# What is being asked:
Output every line of the data exactly as it appears.

# Available data:
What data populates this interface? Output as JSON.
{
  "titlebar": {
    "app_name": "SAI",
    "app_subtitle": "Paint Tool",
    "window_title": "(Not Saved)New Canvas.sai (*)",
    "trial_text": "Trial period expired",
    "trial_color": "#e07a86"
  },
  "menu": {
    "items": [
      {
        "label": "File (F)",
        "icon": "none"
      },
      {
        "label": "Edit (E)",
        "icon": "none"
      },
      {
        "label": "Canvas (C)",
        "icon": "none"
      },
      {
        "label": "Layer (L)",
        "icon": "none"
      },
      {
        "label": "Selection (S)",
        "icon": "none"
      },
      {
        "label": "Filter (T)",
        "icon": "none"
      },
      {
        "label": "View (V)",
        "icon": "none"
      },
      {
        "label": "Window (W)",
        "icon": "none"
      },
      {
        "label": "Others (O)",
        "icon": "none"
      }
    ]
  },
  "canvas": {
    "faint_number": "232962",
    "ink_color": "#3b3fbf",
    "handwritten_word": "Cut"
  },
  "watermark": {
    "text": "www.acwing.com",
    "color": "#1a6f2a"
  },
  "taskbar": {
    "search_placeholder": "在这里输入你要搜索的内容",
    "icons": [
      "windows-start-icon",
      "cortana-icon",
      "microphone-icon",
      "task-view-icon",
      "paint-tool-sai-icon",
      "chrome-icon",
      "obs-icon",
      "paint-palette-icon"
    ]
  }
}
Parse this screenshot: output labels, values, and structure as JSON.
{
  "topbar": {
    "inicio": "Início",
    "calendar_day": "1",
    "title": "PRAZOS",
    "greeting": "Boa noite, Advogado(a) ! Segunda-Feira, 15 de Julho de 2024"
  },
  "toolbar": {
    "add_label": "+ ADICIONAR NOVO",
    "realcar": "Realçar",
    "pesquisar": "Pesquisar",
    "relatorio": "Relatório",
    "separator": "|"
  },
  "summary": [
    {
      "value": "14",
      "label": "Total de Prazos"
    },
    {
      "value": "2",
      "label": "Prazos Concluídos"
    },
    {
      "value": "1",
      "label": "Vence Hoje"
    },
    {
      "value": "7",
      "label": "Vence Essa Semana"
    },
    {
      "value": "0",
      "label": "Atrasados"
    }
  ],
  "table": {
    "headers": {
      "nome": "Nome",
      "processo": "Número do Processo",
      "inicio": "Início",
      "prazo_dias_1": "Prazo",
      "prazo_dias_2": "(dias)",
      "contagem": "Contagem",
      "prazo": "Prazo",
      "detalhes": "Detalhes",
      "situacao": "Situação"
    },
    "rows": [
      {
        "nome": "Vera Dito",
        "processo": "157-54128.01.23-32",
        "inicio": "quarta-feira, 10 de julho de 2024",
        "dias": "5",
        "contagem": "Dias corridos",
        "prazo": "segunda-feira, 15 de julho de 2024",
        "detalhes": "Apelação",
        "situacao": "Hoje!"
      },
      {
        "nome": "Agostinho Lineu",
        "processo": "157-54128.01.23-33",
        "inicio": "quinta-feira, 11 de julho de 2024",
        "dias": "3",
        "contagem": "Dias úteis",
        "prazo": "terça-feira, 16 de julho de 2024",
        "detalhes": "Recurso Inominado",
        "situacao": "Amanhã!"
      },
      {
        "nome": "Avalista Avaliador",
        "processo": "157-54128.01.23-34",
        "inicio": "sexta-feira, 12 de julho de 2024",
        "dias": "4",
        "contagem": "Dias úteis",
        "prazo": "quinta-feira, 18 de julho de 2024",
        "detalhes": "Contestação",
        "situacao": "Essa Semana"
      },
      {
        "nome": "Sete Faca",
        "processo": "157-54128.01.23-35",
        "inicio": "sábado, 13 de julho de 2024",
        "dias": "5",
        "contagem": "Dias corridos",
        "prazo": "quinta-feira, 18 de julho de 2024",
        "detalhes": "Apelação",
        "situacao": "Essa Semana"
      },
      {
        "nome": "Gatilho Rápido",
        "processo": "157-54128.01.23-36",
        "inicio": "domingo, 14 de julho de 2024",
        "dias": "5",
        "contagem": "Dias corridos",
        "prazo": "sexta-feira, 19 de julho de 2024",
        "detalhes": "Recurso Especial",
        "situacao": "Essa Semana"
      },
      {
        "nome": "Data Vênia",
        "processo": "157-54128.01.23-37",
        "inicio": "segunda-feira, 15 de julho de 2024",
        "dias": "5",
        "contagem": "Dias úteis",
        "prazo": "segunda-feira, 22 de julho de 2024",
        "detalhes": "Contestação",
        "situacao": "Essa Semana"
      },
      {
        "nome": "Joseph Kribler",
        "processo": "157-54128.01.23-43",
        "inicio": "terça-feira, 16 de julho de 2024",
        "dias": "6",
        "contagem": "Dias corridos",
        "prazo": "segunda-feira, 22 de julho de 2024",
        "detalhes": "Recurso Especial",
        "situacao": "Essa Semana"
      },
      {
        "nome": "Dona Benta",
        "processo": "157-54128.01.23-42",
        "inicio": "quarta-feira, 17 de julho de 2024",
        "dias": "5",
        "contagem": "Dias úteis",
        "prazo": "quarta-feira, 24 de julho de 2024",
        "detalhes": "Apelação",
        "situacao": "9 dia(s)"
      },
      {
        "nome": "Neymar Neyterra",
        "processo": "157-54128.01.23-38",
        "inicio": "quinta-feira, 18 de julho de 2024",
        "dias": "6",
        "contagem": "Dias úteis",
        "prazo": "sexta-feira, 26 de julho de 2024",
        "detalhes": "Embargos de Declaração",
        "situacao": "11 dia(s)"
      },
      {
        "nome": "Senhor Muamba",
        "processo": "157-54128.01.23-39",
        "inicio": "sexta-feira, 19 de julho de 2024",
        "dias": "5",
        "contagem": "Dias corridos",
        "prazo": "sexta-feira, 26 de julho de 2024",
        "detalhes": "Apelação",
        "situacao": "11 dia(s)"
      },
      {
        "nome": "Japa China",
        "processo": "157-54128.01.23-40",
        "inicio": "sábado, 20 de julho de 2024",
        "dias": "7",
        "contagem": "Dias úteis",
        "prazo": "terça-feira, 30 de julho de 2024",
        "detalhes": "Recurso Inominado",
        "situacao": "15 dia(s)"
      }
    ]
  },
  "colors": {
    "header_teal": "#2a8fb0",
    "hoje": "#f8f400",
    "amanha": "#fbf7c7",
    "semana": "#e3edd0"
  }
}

# Task result:
What data populates this interface? Output as JSON.
{
  "titlebar": {
    "app_name": "SAI",
    "app_subtitle": "Paint Tool",
    "window_title": "(Not Saved)New Canvas.sai (*)",
    "trial_text": "Trial period expired",
    "trial_color": "#e07a86"
  },
  "menu": {
    "items": [
      {
        "label": "File (F)",
        "icon": "none"
      },
      {
        "label": "Edit (E)",
        "icon": "none"
      },
      {
        "label": "Canvas (C)",
        "icon": "none"
      },
      {
        "label": "Layer (L)",
        "icon": "none"
      },
      {
        "label": "Selection (S)",
        "icon": "none"
      },
      {
        "label": "Filter (T)",
        "icon": "none"
      },
      {
        "label": "View (V)",
        "icon": "none"
      },
      {
        "label": "Window (W)",
        "icon": "none"
      },
      {
        "label": "Others (O)",
        "icon": "none"
      }
    ]
  },
  "canvas": {
    "faint_number": "232962",
    "ink_color": "#3b3fbf",
    "handwritten_word": "Cut"
  },
  "watermark": {
    "text": "www.acwing.com",
    "color": "#1a6f2a"
  },
  "taskbar": {
    "search_placeholder": "在这里输入你要搜索的内容",
    "icons": [
      "windows-start-icon",
      "cortana-icon",
      "microphone-icon",
      "task-view-icon",
      "paint-tool-sai-icon",
      "chrome-icon",
      "obs-icon",
      "paint-palette-icon"
    ]
  }
}
Parse this screenshot: output labels, values, and structure as JSON.
{
  "topbar": {
    "inicio": "Início",
    "calendar_day": "1",
    "title": "PRAZOS",
    "greeting": "Boa noite, Advogado(a) ! Segunda-Feira, 15 de Julho de 2024"
  },
  "toolbar": {
    "add_label": "+ ADICIONAR NOVO",
    "realcar": "Realçar",
    "pesquisar": "Pesquisar",
    "relatorio": "Relatório",
    "separator": "|"
  },
  "summary": [
    {
      "value": "14",
      "label": "Total de Prazos"
    },
    {
      "value": "2",
      "label": "Prazos Concluídos"
    },
    {
      "value": "1",
      "label": "Vence Hoje"
    },
    {
      "value": "7",
      "label": "Vence Essa Semana"
    },
    {
      "value": "0",
      "label": "Atrasados"
    }
  ],
  "table": {
    "headers": {
      "nome": "Nome",
      "processo": "Número do Processo",
      "inicio": "Início",
      "prazo_dias_1": "Prazo",
      "prazo_dias_2": "(dias)",
      "contagem": "Contagem",
      "prazo": "Prazo",
      "detalhes": "Detalhes",
      "situacao": "Situação"
    },
    "rows": [
      {
        "nome": "Vera Dito",
        "processo": "157-54128.01.23-32",
        "inicio": "quarta-feira, 10 de julho de 2024",
        "dias": "5",
        "contagem": "Dias corridos",
        "prazo": "segunda-feira, 15 de julho de 2024",
        "detalhes": "Apelação",
        "situacao": "Hoje!"
      },
      {
        "nome": "Agostinho Lineu",
        "processo": "157-54128.01.23-33",
        "inicio": "quinta-feira, 11 de julho de 2024",
        "dias": "3",
        "contagem": "Dias úteis",
        "prazo": "terça-feira, 16 de julho de 2024",
        "detalhes": "Recurso Inominado",
        "situacao": "Amanhã!"
      },
      {
        "nome": "Avalista Avaliador",
        "processo": "157-54128.01.23-34",
        "inicio": "sexta-feira, 12 de julho de 2024",
        "dias": "4",
        "contagem": "Dias úteis",
        "prazo": "quinta-feira, 18 de julho de 2024",
        "detalhes": "Contestação",
        "situacao": "Essa Semana"
      },
      {
        "nome": "Sete Faca",
        "processo": "157-54128.01.23-35",
        "inicio": "sábado, 13 de julho de 2024",
        "dias": "5",
        "contagem": "Dias corridos",
        "prazo": "quinta-feira, 18 de julho de 2024",
        "detalhes": "Apelação",
        "situacao": "Essa Semana"
      },
      {
        "nome": "Gatilho Rápido",
        "processo": "157-54128.01.23-36",
        "inicio": "domingo, 14 de julho de 2024",
        "dias": "5",
        "contagem": "Dias corridos",
        "prazo": "sexta-feira, 19 de julho de 2024",
        "detalhes": "Recurso Especial",
        "situacao": "Essa Semana"
      },
      {
        "nome": "Data Vênia",
        "processo": "157-54128.01.23-37",
        "inicio": "segunda-feira, 15 de julho de 2024",
        "dias": "5",
        "contagem": "Dias úteis",
        "prazo": "segunda-feira, 22 de julho de 2024",
        "detalhes": "Contestação",
        "situacao": "Essa Semana"
      },
      {
        "nome": "Joseph Kribler",
        "processo": "157-54128.01.23-43",
        "inicio": "terça-feira, 16 de julho de 2024",
        "dias": "6",
        "contagem": "Dias corridos",
        "prazo": "segunda-feira, 22 de julho de 2024",
        "detalhes": "Recurso Especial",
        "situacao": "Essa Semana"
      },
      {
        "nome": "Dona Benta",
        "processo": "157-54128.01.23-42",
        "inicio": "quarta-feira, 17 de julho de 2024",
        "dias": "5",
        "contagem": "Dias úteis",
        "prazo": "quarta-feira, 24 de julho de 2024",
        "detalhes": "Apelação",
        "situacao": "9 dia(s)"
      },
      {
        "nome": "Neymar Neyterra",
        "processo": "157-54128.01.23-38",
        "inicio": "quinta-feira, 18 de julho de 2024",
        "dias": "6",
        "contagem": "Dias úteis",
        "prazo": "sexta-feira, 26 de julho de 2024",
        "detalhes": "Embargos de Declaração",
        "situacao": "11 dia(s)"
      },
      {
        "nome": "Senhor Muamba",
        "processo": "157-54128.01.23-39",
        "inicio": "sexta-feira, 19 de julho de 2024",
        "dias": "5",
        "contagem": "Dias corridos",
        "prazo": "sexta-feira, 26 de julho de 2024",
        "detalhes": "Apelação",
        "situacao": "11 dia(s)"
      },
      {
        "nome": "Japa China",
        "processo": "157-54128.01.23-40",
        "inicio": "sábado, 20 de julho de 2024",
        "dias": "7",
        "contagem": "Dias úteis",
        "prazo": "terça-feira, 30 de julho de 2024",
        "detalhes": "Recurso Inominado",
        "situacao": "15 dia(s)"
      }
    ]
  },
  "colors": {
    "header_teal": "#2a8fb0",
    "hoje": "#f8f400",
    "amanha": "#fbf7c7",
    "semana": "#e3edd0"
  }
}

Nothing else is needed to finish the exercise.